(DATASET CONTENT):
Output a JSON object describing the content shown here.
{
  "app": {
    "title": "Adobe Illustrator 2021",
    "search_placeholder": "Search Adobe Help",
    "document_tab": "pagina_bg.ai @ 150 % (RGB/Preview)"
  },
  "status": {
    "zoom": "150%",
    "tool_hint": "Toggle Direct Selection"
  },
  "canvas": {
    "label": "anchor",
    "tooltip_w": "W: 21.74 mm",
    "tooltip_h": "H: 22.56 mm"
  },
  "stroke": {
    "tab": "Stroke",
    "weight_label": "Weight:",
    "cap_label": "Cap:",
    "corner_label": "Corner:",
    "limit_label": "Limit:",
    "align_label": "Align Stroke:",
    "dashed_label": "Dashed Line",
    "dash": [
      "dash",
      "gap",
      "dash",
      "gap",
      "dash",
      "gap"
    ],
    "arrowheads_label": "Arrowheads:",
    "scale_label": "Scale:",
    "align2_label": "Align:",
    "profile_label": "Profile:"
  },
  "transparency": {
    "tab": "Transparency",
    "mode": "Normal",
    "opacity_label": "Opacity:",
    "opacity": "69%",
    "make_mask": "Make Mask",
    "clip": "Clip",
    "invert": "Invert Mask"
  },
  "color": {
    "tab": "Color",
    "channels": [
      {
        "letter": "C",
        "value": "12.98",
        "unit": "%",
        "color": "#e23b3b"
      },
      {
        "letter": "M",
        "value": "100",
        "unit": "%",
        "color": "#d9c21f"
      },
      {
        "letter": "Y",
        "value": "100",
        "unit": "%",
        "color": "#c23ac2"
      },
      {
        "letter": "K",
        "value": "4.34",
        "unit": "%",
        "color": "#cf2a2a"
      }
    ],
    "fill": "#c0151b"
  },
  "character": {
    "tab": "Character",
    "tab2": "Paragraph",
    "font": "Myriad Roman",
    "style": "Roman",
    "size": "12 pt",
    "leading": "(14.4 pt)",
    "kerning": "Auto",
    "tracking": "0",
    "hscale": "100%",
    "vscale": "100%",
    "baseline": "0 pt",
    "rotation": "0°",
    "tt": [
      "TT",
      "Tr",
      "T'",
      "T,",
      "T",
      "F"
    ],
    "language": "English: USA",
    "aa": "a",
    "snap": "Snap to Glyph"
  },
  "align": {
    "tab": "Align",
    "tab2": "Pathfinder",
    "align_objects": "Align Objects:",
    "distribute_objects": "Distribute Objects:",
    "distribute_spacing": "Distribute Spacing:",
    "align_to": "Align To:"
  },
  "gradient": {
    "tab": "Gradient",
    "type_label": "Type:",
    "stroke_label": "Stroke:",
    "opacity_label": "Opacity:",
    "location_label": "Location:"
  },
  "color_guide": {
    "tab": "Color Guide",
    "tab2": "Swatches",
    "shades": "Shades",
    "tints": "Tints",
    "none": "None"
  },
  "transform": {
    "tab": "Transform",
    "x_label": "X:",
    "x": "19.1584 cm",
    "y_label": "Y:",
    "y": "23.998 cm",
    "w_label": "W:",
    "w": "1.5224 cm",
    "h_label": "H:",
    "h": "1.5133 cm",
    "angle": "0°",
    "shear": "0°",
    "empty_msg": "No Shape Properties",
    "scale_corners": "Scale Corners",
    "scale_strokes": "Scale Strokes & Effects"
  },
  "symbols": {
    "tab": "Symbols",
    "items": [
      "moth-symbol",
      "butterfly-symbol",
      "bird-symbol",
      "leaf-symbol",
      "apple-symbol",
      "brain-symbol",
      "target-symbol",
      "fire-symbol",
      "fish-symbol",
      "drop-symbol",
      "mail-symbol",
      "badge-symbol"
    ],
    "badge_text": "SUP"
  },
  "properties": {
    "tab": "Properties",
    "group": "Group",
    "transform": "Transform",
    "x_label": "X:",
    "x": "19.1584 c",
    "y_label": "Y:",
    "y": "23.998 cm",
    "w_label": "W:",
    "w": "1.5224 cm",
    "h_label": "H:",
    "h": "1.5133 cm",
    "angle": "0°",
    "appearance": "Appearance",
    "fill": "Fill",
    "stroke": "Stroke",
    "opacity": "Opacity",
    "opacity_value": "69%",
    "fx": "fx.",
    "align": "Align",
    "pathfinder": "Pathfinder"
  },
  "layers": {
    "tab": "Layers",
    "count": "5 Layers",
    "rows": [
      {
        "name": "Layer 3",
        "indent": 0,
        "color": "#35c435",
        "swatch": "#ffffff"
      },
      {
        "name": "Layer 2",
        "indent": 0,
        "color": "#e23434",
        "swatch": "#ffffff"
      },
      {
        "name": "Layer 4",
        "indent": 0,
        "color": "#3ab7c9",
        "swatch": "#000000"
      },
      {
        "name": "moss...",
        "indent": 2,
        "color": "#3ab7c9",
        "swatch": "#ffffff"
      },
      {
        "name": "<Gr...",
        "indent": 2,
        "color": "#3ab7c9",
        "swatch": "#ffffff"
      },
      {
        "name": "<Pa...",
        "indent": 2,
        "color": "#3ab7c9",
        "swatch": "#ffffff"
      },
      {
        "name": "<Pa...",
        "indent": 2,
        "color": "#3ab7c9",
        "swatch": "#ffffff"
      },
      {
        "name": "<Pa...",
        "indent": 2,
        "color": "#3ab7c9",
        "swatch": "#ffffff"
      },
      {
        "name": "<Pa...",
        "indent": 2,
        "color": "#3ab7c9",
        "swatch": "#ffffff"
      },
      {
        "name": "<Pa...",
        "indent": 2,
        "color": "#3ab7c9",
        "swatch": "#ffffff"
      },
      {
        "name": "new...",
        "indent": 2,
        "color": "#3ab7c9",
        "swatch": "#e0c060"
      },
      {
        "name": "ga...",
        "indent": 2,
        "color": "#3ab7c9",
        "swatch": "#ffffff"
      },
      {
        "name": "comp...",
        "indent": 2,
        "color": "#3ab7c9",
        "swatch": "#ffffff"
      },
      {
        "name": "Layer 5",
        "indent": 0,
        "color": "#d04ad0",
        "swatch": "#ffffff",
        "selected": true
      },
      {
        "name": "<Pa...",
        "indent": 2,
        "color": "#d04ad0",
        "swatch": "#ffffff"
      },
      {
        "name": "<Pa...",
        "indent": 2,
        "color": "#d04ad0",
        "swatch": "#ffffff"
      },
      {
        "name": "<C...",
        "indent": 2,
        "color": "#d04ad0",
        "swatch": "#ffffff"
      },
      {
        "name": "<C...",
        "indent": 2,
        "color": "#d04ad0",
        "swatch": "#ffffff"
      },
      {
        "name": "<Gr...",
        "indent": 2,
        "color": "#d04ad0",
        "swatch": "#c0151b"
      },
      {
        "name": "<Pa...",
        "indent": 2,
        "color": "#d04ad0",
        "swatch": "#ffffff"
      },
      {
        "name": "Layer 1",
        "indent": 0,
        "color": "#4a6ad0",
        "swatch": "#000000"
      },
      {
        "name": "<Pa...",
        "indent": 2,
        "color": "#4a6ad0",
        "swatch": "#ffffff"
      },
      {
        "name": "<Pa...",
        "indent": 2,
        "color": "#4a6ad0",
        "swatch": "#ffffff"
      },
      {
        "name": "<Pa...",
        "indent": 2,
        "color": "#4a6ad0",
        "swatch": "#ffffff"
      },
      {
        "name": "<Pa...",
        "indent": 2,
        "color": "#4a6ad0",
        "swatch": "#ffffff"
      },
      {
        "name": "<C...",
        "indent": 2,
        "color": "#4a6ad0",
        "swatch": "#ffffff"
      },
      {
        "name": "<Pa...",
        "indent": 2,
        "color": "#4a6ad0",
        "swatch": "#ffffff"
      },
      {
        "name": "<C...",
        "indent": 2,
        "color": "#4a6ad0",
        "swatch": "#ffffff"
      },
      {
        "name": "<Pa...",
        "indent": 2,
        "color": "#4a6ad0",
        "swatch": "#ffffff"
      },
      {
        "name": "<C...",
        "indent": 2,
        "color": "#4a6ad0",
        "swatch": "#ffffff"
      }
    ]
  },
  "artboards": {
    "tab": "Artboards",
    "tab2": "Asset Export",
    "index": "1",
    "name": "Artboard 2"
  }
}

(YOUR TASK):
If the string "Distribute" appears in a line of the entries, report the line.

(SOLVED PROBLEM):
    "distribute_objects": "Distribute Objects:",
    "distribute_spacing": "Distribute Spacing:",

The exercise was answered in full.